Drug abuse, cheating, and drunkenness may sound like plotlines from a television soap opera, but they are real life issues currently confronting the US Air Force's nuclear missile launch crews.
Over recent weeks a growing series of scandals involving officers from the Air Force's Global Strike Command, responsible for overseeing and launching the USA's 450 nuclear-armed Minutemen 3 intercontinental ballistic missiles (ICBMs) has hit the pages of the US newspapers. Defense Secretary Chuck Hagel has now been forced to step in and take action to address concerns about professionalism and morale which have plagued the Air Force's nuclear launch personnel.

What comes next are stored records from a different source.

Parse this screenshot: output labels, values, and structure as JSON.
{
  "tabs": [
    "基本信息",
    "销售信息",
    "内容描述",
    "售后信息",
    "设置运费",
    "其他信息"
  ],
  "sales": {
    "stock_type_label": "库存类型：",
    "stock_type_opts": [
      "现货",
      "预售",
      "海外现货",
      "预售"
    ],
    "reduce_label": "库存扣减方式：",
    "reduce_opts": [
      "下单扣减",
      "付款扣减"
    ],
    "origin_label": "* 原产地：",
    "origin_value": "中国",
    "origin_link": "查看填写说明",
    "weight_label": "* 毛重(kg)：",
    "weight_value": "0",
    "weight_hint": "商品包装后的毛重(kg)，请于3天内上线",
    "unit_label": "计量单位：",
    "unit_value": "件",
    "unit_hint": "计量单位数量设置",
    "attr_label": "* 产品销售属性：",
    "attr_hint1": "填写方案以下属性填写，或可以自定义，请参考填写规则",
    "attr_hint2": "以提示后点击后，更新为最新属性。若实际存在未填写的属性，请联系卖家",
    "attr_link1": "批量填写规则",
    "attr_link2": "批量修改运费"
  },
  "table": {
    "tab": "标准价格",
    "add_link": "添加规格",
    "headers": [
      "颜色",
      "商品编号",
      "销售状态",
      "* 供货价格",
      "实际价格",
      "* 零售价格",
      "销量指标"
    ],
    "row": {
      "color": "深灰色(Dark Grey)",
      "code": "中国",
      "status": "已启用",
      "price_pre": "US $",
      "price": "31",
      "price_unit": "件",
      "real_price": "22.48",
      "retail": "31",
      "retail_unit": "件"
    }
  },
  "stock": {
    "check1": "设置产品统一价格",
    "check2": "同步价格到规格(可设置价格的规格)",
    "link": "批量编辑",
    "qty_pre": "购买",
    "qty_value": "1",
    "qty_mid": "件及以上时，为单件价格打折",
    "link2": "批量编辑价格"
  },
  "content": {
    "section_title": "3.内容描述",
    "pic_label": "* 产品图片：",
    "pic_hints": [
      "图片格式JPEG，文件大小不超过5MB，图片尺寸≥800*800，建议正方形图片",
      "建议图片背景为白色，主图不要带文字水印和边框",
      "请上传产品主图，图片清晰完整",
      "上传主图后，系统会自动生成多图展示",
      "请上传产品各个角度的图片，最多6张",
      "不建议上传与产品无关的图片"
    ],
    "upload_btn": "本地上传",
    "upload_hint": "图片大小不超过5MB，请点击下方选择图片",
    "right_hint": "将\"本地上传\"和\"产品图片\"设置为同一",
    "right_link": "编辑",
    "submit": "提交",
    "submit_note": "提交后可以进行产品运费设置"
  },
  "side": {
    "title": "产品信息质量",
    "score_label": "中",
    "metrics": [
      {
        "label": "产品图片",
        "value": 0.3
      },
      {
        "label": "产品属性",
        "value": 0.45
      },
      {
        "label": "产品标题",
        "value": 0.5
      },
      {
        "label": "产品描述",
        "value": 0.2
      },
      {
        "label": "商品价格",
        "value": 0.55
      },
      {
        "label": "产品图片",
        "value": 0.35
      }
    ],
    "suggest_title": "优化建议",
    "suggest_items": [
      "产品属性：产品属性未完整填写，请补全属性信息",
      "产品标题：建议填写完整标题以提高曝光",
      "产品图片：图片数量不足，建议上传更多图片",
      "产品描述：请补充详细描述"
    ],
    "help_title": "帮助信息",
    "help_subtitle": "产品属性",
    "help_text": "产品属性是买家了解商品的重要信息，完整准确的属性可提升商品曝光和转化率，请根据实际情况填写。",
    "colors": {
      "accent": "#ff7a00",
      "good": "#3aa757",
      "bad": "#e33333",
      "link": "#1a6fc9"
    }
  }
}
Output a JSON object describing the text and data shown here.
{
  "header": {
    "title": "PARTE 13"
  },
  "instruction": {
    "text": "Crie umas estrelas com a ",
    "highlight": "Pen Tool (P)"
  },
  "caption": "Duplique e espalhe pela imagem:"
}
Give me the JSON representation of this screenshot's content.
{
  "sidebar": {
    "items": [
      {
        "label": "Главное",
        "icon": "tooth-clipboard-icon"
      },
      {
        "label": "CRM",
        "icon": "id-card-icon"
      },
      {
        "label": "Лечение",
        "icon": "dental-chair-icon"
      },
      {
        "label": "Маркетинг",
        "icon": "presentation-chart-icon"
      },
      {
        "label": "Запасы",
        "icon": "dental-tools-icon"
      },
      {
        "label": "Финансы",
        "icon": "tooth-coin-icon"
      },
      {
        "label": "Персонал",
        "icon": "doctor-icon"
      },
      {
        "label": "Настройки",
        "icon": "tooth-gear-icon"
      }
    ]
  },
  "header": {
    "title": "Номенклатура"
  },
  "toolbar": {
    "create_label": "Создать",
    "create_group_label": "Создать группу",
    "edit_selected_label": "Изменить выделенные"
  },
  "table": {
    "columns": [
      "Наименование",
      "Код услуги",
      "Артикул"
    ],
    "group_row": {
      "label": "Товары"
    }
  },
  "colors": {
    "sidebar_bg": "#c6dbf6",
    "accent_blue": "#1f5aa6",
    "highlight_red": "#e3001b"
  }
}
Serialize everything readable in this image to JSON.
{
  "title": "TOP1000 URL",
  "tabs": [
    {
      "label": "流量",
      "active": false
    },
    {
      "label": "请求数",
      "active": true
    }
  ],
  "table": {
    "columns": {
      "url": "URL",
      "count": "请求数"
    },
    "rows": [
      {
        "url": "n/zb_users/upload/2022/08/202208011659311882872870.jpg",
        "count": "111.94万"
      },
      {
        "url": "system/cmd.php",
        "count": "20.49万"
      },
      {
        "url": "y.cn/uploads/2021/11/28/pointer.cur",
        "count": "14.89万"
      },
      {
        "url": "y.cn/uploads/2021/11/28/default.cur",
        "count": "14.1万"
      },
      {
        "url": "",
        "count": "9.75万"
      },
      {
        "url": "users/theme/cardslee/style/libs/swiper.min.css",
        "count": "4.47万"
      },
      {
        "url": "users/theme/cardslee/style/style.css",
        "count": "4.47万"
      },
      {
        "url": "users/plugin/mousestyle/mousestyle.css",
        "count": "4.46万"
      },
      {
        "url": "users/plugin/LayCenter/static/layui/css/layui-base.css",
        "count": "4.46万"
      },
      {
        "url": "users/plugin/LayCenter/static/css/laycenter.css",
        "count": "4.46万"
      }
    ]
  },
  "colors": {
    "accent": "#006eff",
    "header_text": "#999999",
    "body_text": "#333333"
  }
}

The Air Force has admitted that thirty four of the one hundred and ninety ‘nuclear officers’ at Malstrom Air Force Base in Montana either cheated on monthly missile launch proficiency tests or knew that colleagues had cheated the system. What began as an investigation carried out by Staff General Mark Welsh and the new Secretary of the Air Force, Debbie James, into the problem of drug taking among Air Force personnel at six separate missile bases soon took an even more dramatic turn as the charge of cheating the launch system tests emerged.
An unpublished study for the Air Force, obtained by Associated Press, indicates ‘burnout’ among officers with their fingers on the nuclear button controlling 450 weapons of mass destruction as well as behaviour issues, sexual assaults and domestic violence. But what began as a drugs-related investigation soon uncovered ‘cheating infractions’ which are particularly sensitive in the nuclear force where launch officers have ‘no margin for error.’ Thirty four launch officers assigned to a nuclear missile wing, were either caught with stolen answers to the monthly proficiency tests or were aware of cheating by others but chose not to report it. On discovering evidence of cheating, Welsh and James immediately ordered all 600 Air Force officers who work on missile lunch to be retested. These officers, known as missileers, are assigned to three separate air force wings in North Dakota and maintain around 450 Minutemen 3 missiles.
Last June, a commander in charge of training missile crews was fired after poor performances on launch testing. In 2008, Robert Gates, then secretary of defence, fired the Air Force’s top civilian leader after a series of incidents including a B-52 bomber flying across the USA while with six cruise missiles on board armed with nuclear warheads.
This latest scandal comes hot on the heels of news that the US two-star general responsible for commanding the USA's ICBM force went on a drinking binge and fraternised with ‘suspicious foreign women’ during an official visit to Moscow in the summer of 2013.
Defense Secretary Chuck Hagel has now ordered a thorough review of US nuclear-force personnel matters following the series of scandals. Hagel has directed that an action plan be drafted within two months to analyze and offer remedies for professionalism and morale problems within the missile launch corps, and has ordered an independent team of nuclear experts to carry out a wider analysis of issues within US nuclear forces. As well as addressing personnel issues associated with the Air Force Minuteman 3 intercontinental ballistic missile force, the review will also examine crews on board the US Navy's Ohio class submarines, which operate Trident D5 ballistic missiles.